At first the explosions against the side of the Esperia were of indeterminate nature, since an observer from any other ship could have assumed a mine, as well as a torpedo, or perhaps bombs from a high flying airplane. A few minutes later, bombs dropped at about 1,000 meters to the left of the Esperia made everyone realize that the planes were after a submarine and that torpedoes had caused the explosions.
I then ordered the Oriani, Scirocco and Dezza to approach the area of the shipwreck and begin the rescue operations, while the Gioberti proceeded with the MAS to give hunt to the submarine, assisted later on by the Da Recco, which at first I had designated to accompany the convoy on the escape route.
At 12:00 three tugs and some motor-sail boats from Tripoli reached the place.
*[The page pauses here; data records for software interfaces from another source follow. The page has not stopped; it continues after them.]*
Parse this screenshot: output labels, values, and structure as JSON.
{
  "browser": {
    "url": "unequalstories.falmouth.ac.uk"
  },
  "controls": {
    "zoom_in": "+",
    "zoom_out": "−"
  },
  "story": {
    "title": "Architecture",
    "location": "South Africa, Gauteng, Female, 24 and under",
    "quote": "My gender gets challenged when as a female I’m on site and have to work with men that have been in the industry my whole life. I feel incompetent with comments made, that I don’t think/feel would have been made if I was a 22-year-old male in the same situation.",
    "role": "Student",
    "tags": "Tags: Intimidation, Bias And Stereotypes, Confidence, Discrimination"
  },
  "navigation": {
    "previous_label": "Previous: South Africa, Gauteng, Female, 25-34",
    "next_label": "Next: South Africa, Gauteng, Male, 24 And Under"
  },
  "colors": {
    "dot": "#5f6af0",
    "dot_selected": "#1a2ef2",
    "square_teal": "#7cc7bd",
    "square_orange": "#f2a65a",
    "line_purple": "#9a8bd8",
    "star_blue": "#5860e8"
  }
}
Meantime, since the greater part of the shipwreck had been recovered by the units in the convoy, I ordered these units to direct for Tripoli in order to avoid further risks of attack by submarine, leaving in place the Dezza to protect the crafts from Marilibia (Italian Naval Command in Libya) .
Observations and proposals - the circumstances described in which the attack has taken place induce us to assume that the submarine executed a launch at a short distance, probably
utilizing hydrophones. It is possible that the enemy knew of the arrival of the convoy, since it had been attacked the previous evening by a submarine near Pantelleria with the launch
of two torpedoes... ".
The SS Marco Polo, and MV Neptunia and Oceania, as previously said, after the attack of the Unique, continued on to Tripoli entering port at 12:30 PM. They quickly carried out the disembarkation of men and materials and then the three cargo vessels left Tripoli at 5:00 PM of the 21st and reached Naples under the escort of the destroyers Vivaldi, Da Recco, Oriani, Gioberti, Scirocco."
British Submarine " Unique "
|Builder:||Vickers Armstrong, Barrow-in-Furness|
|Laid down:||30 October 1939|
|Launched:||6 June 1940|
|Commissioned:||27 September 1940|
|Fate:||sunk around 10 October 1942|
Surfaced - 540 tons standard, 630 tons full load
Submerged - 730 tons
|Length:||58.22 m (191 feet)|
|Beam:||4.90 m (16 ft 1 in)|
|Draught:||4.62 m (15 ft 2 in)|
2 shaft diesel-electric
11.25 knots max surfaced
10 knots max submerged
4 bow internal 21 inch torpedo tubes, 2 external
1 - 3 inch gun
HMS Unique was a British U class submarine, of the second group of that class, built by Vickers Armstrong, Barrow-in-Furness. She was laid down on 30 October 1939 and was commissioned on 27 September 1940.
She spent most of her career operating in the Mediterranean from mid 1941 under the command of Captain Arthur Hezlet, where she sank the Italian passenger/cargo ship Fenicia and the Italian troop transport Esperia. She also damaged the Italian cargo ship Arsia, which was later declared a total loss. On 5 January 1942, she made an unsuccessful attack on the Italian battleship Littorio.
Unique left Holy Loch after a refit, for a patrol in the Bay of Biscay on 7 October 1942. She left her escort off the Scillies on the 9th. No more was seen or heard from her after that date. HMS Ursula was in the area on the 10th and reported hearing underwater explosions that led her to believe Unique was under attack although the Germans made no claims to her sinking. She was reported overdue on 24 October 1942 when she failed to arrive at Gibraltar.